LISTED RECORDS
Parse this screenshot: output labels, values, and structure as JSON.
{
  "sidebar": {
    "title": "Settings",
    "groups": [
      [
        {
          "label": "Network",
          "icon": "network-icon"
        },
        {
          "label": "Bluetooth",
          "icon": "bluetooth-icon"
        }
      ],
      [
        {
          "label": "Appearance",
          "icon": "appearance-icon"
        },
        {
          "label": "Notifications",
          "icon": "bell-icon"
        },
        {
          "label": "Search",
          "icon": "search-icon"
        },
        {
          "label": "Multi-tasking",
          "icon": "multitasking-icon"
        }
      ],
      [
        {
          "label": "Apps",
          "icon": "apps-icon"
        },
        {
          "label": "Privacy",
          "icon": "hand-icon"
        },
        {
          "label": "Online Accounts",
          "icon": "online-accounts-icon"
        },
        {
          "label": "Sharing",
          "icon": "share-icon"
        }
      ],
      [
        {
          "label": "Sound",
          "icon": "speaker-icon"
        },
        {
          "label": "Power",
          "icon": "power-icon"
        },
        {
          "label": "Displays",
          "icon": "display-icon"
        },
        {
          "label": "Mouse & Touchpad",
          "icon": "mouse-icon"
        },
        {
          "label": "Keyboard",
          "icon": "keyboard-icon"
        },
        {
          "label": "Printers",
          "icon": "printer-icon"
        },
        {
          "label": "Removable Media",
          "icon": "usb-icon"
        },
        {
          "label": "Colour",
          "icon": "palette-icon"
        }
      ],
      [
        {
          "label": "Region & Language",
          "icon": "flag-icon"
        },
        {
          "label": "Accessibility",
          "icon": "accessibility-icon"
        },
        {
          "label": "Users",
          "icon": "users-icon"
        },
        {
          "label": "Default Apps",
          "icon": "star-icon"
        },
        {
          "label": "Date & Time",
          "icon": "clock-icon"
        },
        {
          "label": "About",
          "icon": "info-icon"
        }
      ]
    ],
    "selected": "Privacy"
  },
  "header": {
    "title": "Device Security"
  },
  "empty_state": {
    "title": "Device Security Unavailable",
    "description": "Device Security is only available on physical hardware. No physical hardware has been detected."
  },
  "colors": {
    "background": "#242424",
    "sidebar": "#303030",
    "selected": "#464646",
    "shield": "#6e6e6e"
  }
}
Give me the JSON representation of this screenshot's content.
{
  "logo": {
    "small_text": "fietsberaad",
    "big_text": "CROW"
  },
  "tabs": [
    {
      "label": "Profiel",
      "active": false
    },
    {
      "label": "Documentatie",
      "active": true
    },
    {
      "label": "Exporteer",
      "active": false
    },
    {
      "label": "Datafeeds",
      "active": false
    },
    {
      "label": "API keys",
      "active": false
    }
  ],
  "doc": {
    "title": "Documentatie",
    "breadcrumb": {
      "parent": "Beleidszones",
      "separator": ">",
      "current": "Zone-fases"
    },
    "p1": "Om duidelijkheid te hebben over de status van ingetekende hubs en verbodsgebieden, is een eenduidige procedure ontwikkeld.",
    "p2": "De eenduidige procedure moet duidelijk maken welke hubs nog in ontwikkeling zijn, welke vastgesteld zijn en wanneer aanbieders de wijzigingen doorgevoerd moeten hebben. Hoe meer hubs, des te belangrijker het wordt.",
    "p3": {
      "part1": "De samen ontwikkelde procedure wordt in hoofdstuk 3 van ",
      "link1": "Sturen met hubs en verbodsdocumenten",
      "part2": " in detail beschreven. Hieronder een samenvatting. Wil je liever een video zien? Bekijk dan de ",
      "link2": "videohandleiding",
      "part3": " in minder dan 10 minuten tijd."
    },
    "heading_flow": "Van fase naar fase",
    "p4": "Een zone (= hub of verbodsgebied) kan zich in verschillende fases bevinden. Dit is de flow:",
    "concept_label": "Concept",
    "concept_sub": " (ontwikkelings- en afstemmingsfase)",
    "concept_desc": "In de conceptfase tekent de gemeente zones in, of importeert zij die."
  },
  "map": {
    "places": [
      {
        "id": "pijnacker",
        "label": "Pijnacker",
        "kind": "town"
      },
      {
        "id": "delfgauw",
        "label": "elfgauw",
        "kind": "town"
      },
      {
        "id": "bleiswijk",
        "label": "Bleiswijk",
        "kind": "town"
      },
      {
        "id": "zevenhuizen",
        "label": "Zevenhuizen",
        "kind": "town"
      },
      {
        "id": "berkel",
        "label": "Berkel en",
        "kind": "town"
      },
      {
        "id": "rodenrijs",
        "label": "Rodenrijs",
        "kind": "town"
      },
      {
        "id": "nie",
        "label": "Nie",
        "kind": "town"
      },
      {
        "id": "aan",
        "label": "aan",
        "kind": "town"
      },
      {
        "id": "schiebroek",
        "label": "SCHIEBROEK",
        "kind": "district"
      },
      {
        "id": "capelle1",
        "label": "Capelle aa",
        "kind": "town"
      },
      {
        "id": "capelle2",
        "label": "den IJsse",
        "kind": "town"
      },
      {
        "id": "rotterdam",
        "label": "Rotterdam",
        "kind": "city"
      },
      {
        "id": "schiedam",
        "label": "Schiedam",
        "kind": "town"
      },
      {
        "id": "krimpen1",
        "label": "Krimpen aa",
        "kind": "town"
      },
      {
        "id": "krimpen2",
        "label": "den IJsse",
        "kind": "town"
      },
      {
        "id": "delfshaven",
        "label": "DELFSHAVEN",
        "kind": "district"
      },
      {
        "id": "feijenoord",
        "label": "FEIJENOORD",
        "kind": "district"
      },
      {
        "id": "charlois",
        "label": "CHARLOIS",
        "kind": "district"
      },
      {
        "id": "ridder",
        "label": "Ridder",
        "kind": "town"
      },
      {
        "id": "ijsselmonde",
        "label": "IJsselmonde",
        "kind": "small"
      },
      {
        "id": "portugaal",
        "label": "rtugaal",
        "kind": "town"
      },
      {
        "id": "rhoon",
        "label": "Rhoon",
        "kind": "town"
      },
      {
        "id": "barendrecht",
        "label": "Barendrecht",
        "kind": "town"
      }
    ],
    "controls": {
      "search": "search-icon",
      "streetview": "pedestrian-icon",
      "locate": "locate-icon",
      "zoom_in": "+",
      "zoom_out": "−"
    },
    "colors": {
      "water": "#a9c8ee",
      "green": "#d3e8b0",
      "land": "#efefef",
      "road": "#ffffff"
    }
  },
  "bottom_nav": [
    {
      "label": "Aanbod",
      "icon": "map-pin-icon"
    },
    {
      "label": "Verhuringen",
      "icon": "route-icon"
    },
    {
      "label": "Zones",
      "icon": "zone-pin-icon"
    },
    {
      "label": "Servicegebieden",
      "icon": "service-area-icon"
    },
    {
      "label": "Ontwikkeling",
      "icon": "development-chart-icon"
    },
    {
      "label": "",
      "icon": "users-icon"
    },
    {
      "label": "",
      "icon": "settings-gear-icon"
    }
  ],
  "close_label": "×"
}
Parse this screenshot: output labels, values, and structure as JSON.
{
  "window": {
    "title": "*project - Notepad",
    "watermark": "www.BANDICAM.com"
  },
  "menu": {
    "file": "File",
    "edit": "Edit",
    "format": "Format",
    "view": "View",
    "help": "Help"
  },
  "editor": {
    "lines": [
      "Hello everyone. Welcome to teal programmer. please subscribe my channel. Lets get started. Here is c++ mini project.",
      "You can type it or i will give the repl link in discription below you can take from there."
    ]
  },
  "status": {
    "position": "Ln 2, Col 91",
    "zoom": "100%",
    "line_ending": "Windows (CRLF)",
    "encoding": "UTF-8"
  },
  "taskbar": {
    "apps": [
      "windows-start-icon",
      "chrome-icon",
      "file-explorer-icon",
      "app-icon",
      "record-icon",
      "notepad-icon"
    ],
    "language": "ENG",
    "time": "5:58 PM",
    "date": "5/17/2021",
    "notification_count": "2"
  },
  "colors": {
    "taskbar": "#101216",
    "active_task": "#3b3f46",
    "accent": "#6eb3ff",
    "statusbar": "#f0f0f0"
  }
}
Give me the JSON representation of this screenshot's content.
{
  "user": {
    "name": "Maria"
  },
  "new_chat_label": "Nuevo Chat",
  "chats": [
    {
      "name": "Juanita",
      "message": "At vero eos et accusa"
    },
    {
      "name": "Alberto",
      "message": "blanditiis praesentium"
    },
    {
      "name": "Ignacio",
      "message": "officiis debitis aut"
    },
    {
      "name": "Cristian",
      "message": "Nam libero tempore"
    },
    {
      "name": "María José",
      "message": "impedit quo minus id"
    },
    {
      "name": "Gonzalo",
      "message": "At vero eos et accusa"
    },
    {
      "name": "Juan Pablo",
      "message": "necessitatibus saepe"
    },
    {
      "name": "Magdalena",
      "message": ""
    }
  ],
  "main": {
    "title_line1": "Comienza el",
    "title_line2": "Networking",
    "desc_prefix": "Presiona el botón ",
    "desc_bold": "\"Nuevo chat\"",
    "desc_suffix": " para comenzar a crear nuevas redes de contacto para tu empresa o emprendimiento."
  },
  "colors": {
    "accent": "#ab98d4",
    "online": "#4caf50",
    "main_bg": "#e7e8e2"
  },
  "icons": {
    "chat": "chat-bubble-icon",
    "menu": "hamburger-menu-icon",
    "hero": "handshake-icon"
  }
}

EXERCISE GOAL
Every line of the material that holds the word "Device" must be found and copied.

PROBLEM SOLUTION
    "title": "Device Security"
    "title": "Device Security Unavailable",
    "description": "Device Security is only available on physical hardware. No physical hardware has been detected."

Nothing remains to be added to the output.